Carbon neutrality is a hot topic for the automotive industry and one that Toyota takes very seriously. Toyota Motor Corporation (TMC), and by extension Toyota South Africa Motors (TSAM), wholeheartedly supports the Paris Agreement and has accepted the challenge to achieve carbon neutrality by 2050.
Recently, a task force in France completed a drive of 1000+ kilometres on a single hydrogen refuel with the Toyota Mirai, a fuel cell electric vehicle that runs on hydrogen. For the Mirai driving challenge, Toyota collaborated with Energy Observer, a company headquartered in France that conducts research on renewable energy.
The company’s ship, also named Energy Observer, is a floating laboratory that sails around the globe, with a catamaran as its base. It can sustain itself using only hydrogen, solar, wind and hydropower, and is used to conduct trials in demanding marine environments in an effort to uncover more renewable energy possibilities. The onboard powertrain system for the Energy Observer vessel was developed based on Toyota’s fuel cell technology.
The collaboration between Toyota and Energy Observer for the Mirai driving challenge was sparked by a conversation between Cedric Borremans from Toyota Motor Europe (TME), who was the project lead on the Mirai challenge, and Victorien Erussard, chairman, founder and captain of Energy Observer. “The idea was born in 2019,” explains Borremans. “I had a chance to visit Energy Observer and we talked about various things related to hydrogen.”
The Mirai challenge topic came up and, despite their different backgrounds, the two companies came together through a shared desire to achieve carbon neutrality.

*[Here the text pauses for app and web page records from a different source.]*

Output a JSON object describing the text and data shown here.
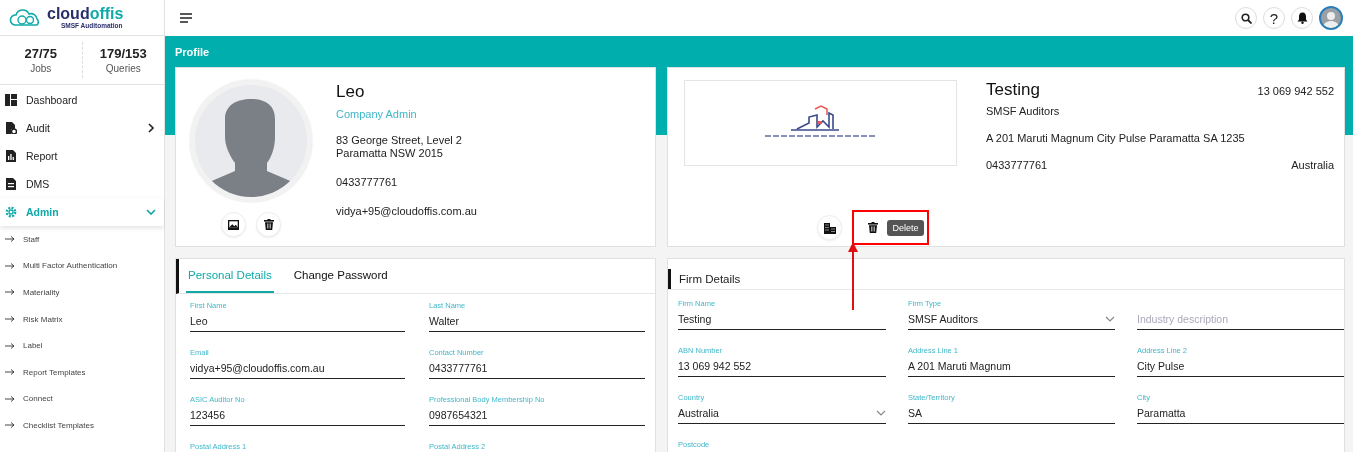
{
  "brand": {
    "name": "cloud**offis**",
    "tagline": "SMSF Auditomation"
  },
  "stats": [
    {
      "value": "27/75",
      "label": "Jobs"
    },
    {
      "value": "179/153",
      "label": "Queries"
    }
  ],
  "nav": [
    {
      "label": "Dashboard",
      "selected": false
    },
    {
      "label": "Audit",
      "selected": false,
      "expanded": false
    },
    {
      "label": "Report",
      "selected": false
    },
    {
      "label": "DMS",
      "selected": false
    },
    {
      "label": "Admin",
      "selected": true,
      "expanded": true,
      "children": [
        {
          "label": "Staff"
        },
        {
          "label": "Multi Factor Authentication"
        },
        {
          "label": "Materiality"
        },
        {
          "label": "Risk Matrix"
        },
        {
          "label": "Label"
        },
        {
          "label": "Report Templates"
        },
        {
          "label": "Connect"
        },
        {
          "label": "Checklist Templates"
        }
      ]
    }
  ],
  "top_bar": {
    "help_label": "?"
  },
  "page_title": "Profile",
  "profile": {
    "name": "Leo",
    "role": "Company Admin",
    "address_lines": [
      "83 George Street, Level 2",
      "Paramatta NSW 2015"
    ],
    "phone": "0433777761",
    "email": "vidya+95@cloudoffis.com.au"
  },
  "company": {
    "name": "Testing",
    "abn": "13 069 942 552",
    "type": "SMSF Auditors",
    "address": "A 201 Maruti Magnum City Pulse Paramatta SA 1235",
    "phone": "0433777761",
    "country": "Australia",
    "tooltip": "Delete",
    "highlighted": true
  },
  "personal": {
    "tabs": [
      {
        "label": "Personal Details",
        "selected": true
      },
      {
        "label": "Change Password",
        "selected": false
      }
    ],
    "fields": [
      {
        "label": "First Name",
        "value": "Leo"
      },
      {
        "label": "Last Name",
        "value": "Walter"
      },
      {
        "label": "Email",
        "value": "vidya+95@cloudoffis.com.au"
      },
      {
        "label": "Contact Number",
        "value": "0433777761"
      },
      {
        "label": "ASIC Auditor No",
        "value": "123456"
      },
      {
        "label": "Professional Body Membership No",
        "value": "0987654321"
      },
      {
        "label": "Postal Address 1"
      },
      {
        "label": "Postal Address 2"
      }
    ]
  },
  "firm": {
    "title": "Firm Details",
    "fields": [
      {
        "kind": "text",
        "label": "Firm Name",
        "value": "Testing"
      },
      {
        "kind": "select",
        "label": "Firm Type",
        "value": "SMSF Auditors"
      },
      {
        "kind": "text",
        "placeholder": "Industry description"
      },
      {
        "kind": "text",
        "label": "ABN Number",
        "value": "13 069 942 552"
      },
      {
        "kind": "text",
        "label": "Address Line 1",
        "value": "A 201 Maruti Magnum"
      },
      {
        "kind": "text",
        "label": "Address Line 2",
        "value": "City Pulse"
      },
      {
        "kind": "select",
        "label": "Country",
        "value": "Australia"
      },
      {
        "kind": "text",
        "label": "State/Territory",
        "value": "SA"
      },
      {
        "kind": "text",
        "label": "City",
        "value": "Paramatta"
      },
      {
        "label": "Postcode"
      }
    ]
  }
}
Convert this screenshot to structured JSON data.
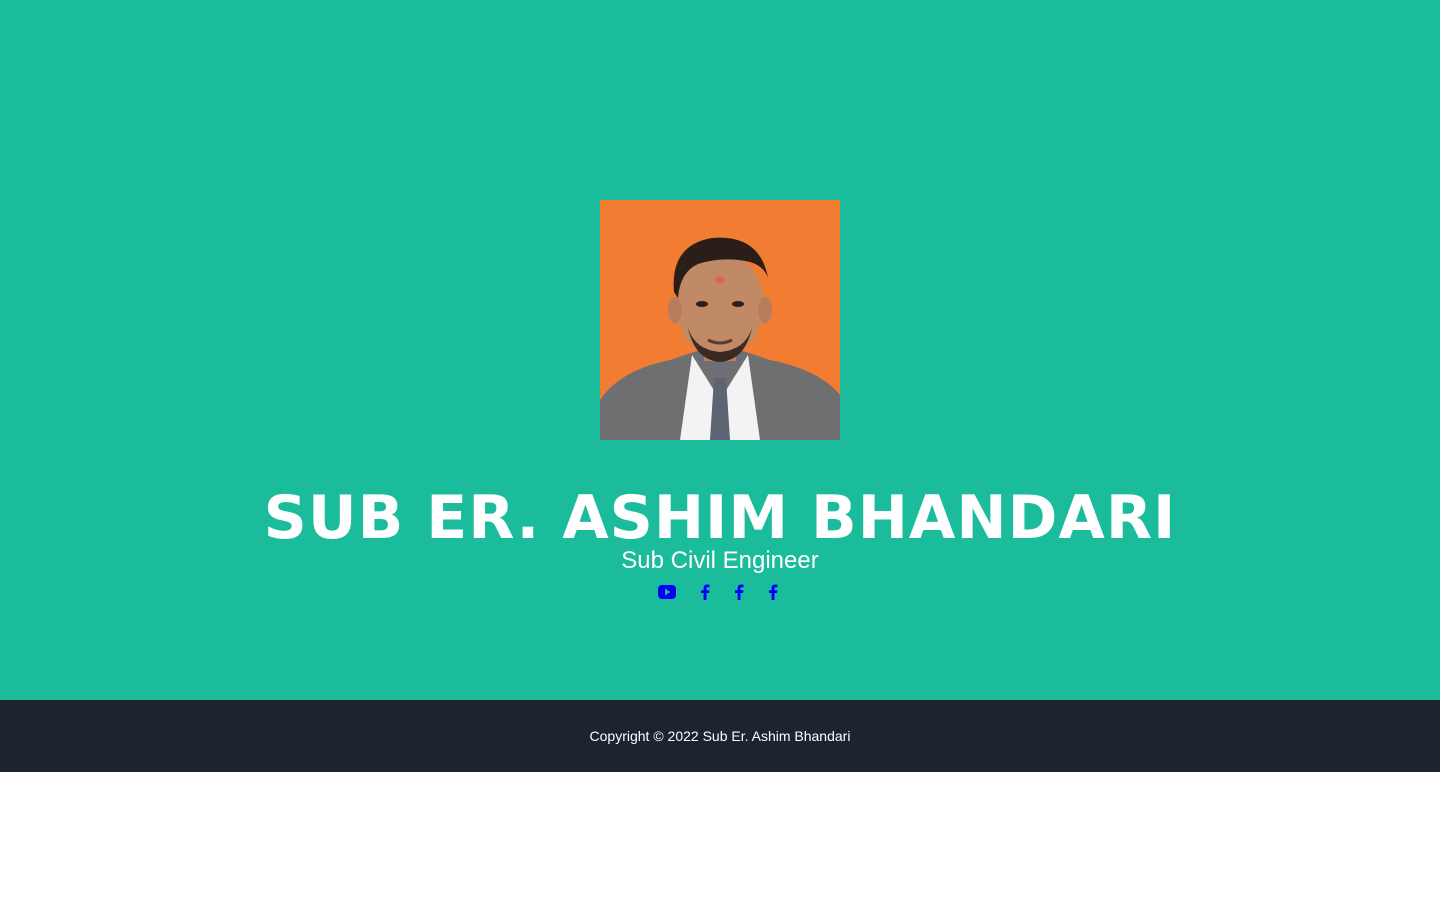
{
  "hero": {
    "name": "SUB ER. ASHIM BHANDARI",
    "title": "Sub Civil Engineer",
    "background_color": "#1abc9c",
    "avatar_icon": "profile-photo"
  },
  "socials": [
    {
      "icon": "youtube-icon",
      "color": "#0000ff"
    },
    {
      "icon": "facebook-icon",
      "color": "#0000ff"
    },
    {
      "icon": "facebook-icon",
      "color": "#0000ff"
    },
    {
      "icon": "facebook-icon",
      "color": "#0000ff"
    }
  ],
  "footer": {
    "copyright": "Copyright © 2022 Sub Er. Ashim Bhandari",
    "background_color": "#1d242f"
  }
}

“I worked as an officer on large cruise ships and other vessels,” explains Erussard. “I also crossed the Atlantic racing as a skipper and saw first-hand how ships pollute the marine environment. The message I hoped to convey was that by effectively using renewable energy, we can act with greater respect for people and the planet. Because hydrogen plays a vital role as a fuel while sailing, I wanted to show that hydrogen is a model of zero-emissions energy that doesn’t pollute the environment.”
EIFFEL TOWER ILLUMINATION
From the Toyota perspective, they were working with engineers to make the necessary preparations while searching for the right opportunity. “I heard from Victorien that he had a plan to illuminate the Eiffel Tower in Paris with electricity supplied by a stationary hydrogen generator that uses the Mirai’s fuel cell technology and green hydrogen,” says Borremans. “As both events would draw public attention to hydrogen, we decided to take on the driving challenge about a year-and-a-half after the idea was born, in tandem with the Eiffel Tower illumination event.”
The Mirai project yielded major insights for the future, says Borremans. “What this project taught us is that a large company like Toyota has much to learn from start-ups. Energy Observer provided a great deal of support that helped us to push the envelope.”
Paris is scheduled to host the 2024 Olympic and Paralympic Games, and Borremans says there are several ideas under consideration for utilising hydrogen boats powered by Toyota Fuel Cell on the River Seine, which TME and Energy Observer hope to execute in the leadup to Paris 2024.
Achieving a carbon-neutral world is an extremely long and challenging journey, but it’s not impossible if collaborations like these take place. And as Toyota President Akio Toyoda reminds us: “In pursuing carbon neutrality, carbon is our enemy, not the internal combustion engine.”